- _INPUT_
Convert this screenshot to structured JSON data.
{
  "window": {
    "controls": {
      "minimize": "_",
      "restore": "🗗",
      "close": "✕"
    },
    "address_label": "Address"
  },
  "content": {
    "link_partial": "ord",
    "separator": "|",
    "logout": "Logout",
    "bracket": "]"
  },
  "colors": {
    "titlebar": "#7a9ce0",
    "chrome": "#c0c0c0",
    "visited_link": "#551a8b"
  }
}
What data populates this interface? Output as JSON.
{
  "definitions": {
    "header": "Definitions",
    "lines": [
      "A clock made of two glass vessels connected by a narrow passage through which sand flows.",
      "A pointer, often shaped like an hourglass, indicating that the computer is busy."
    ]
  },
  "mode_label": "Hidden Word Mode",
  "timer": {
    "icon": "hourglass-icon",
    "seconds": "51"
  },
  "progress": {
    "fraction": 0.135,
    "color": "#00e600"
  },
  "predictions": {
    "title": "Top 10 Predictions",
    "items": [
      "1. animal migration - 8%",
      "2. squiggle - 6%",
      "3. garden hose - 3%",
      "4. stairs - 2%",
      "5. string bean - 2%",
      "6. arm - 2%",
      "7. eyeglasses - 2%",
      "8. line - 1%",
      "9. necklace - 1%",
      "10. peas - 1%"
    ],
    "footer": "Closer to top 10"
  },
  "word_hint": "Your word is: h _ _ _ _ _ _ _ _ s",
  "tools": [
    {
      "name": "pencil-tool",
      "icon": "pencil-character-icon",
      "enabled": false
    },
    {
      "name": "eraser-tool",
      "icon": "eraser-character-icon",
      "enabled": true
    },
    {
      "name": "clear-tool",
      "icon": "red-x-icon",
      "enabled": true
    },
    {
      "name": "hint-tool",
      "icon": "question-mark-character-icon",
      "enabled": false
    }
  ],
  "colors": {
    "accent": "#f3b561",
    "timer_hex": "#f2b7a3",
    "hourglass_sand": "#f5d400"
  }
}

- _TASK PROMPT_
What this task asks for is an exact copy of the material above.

- _WRITTEN ANSWER_
Convert this screenshot to structured JSON data.
{
  "window": {
    "controls": {
      "minimize": "_",
      "restore": "🗗",
      "close": "✕"
    },
    "address_label": "Address"
  },
  "content": {
    "link_partial": "ord",
    "separator": "|",
    "logout": "Logout",
    "bracket": "]"
  },
  "colors": {
    "titlebar": "#7a9ce0",
    "chrome": "#c0c0c0",
    "visited_link": "#551a8b"
  }
}
What data populates this interface? Output as JSON.
{
  "definitions": {
    "header": "Definitions",
    "lines": [
      "A clock made of two glass vessels connected by a narrow passage through which sand flows.",
      "A pointer, often shaped like an hourglass, indicating that the computer is busy."
    ]
  },
  "mode_label": "Hidden Word Mode",
  "timer": {
    "icon": "hourglass-icon",
    "seconds": "51"
  },
  "progress": {
    "fraction": 0.135,
    "color": "#00e600"
  },
  "predictions": {
    "title": "Top 10 Predictions",
    "items": [
      "1. animal migration - 8%",
      "2. squiggle - 6%",
      "3. garden hose - 3%",
      "4. stairs - 2%",
      "5. string bean - 2%",
      "6. arm - 2%",
      "7. eyeglasses - 2%",
      "8. line - 1%",
      "9. necklace - 1%",
      "10. peas - 1%"
    ],
    "footer": "Closer to top 10"
  },
  "word_hint": "Your word is: h _ _ _ _ _ _ _ _ s",
  "tools": [
    {
      "name": "pencil-tool",
      "icon": "pencil-character-icon",
      "enabled": false
    },
    {
      "name": "eraser-tool",
      "icon": "eraser-character-icon",
      "enabled": true
    },
    {
      "name": "clear-tool",
      "icon": "red-x-icon",
      "enabled": true
    },
    {
      "name": "hint-tool",
      "icon": "question-mark-character-icon",
      "enabled": false
    }
  ],
  "colors": {
    "accent": "#f3b561",
    "timer_hex": "#f2b7a3",
    "hourglass_sand": "#f5d400"
  }
}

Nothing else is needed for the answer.